Lubricating Gas Turbines is Key to Performance
Modern gas turbines are made to put out more power and operate with better efficiency than previous generations. Many major manufacturers of turbines, like GE and Siemens, have reached an efficiency of around 65%. Making sure gas turbines are running at that high level of efficiency is not an easy task, and it takes a lot of maintenance. Taking a top tier approach is necessary for this process, especially since equipment operates at a much higher temperature than before and but far more stress on the turbine, which will ultimately lead to performance issues.
One of the biggest factors in the long-term performance of gas turbines is the lubrication it receives. Without proper lubrication, the bearing life will be greatly reduced, there will be a lot of downtimes for repairs, and the life of the unit can be greatly reduced. All recommended lubrication schedules should be followed, as well as regular inspection and maintenance. As companies like SPI Borescopes, makers of articulating borescopes, have pointed out in the past — there are many avoidable issues when proper inspection and lubrication takes place on a gas turbines.
Here are the steps you need to follow to make sure a gas turbine gets the proper lubrication:
Keeping the oil clean:
Clean turbine oil is essential for maintaining the equipment and the life of the lubricant. Contamination from particulates is extremely destructive and will seriously shorten the lifespan of bearings, gears, and cause system foaming that will impact the servo-valve operation. Sources of contamination come from several places and can build up even if the oil is clean. This is another key reason operators should regularly inspect the filtration system to identify any issues.
Make sure the oil stays dry:
Water is extremely destructive to the oil’s ability to properly lubricate the components. Damaging contamination from the water will reduce the life of the turbine bearings and can cause sub-surface micro-cracking. This is something that happens over time where free radicals break off from water molecules as they pass through rollers and raceways — this leads to pitting and breaking. Centrifugal purification is the most common method of water removal, but operators sometimes use vacuum dehydration or coalescing filters, if the water concentration is low.

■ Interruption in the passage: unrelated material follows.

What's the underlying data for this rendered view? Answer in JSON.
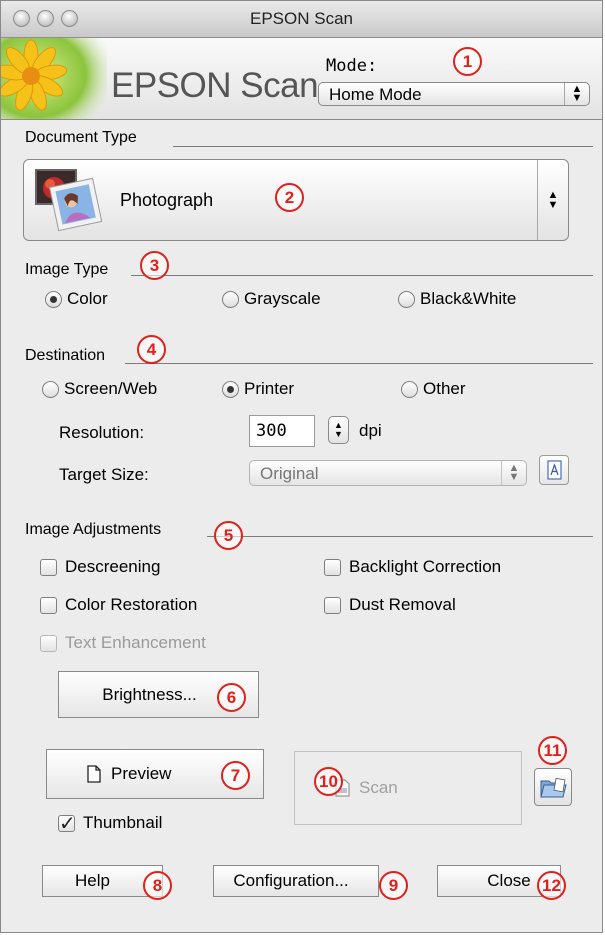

Maintain proper ventilation:
Obviously, oil and water don’t mix, so proper ventilation of the lubricating system will prevent condensation and help to dry water to minimize the harmful effects.
Prevent leakage when possible:
Leaking oil is wasteful and will slow productivity while the gas turbines are down for maintenance to constantly fill it back up with oil. In addition, leakage is a huge source of contamination at the seals, supply lines, cooler tube joints, and the valve connections. Too much oil pressure can lead to leaks, as well as worn seals.
Keep an eye on performance:
The quickest way to identify a problem is by ‘listening’ to what the machine is trying to tell you. Most of the time, poor lubrication that causes damages is not a problem that happens overnight. Even the slightest drop in performance should be identified as being problematic, and should not be ignored. If you not even the slightest drop in performance, you can have the company a lot of downtime and costly repairs.
Put together proper logs:
You need to log the temperatures of things like oil and water coolers and oil at different parts of the systems. A rise in temperature of oil and oil system components could indicate excessive frictions, signaling to low oil pressure, contaminates, or low oil levels. Alternatively, keeping operating records is also a vital part of identifying changes that signal to issues. Operators should note turbine and purification running times, the condition of the oil when the oil was serviced when the filter was changed, and anytime there was a replacement, repair, or rebuilding of any and all parts.
Lubrication Maintenance is a Small but Mighty Task:
Maintaining a proper lubrication system and taking action at the first sign of trouble might not seem as impactful as it is, but it’s a key business driver to companies that rely on gas turbines. This is a first-line opportunity to take preventative action and make sure your equipment is operating at world-class standards.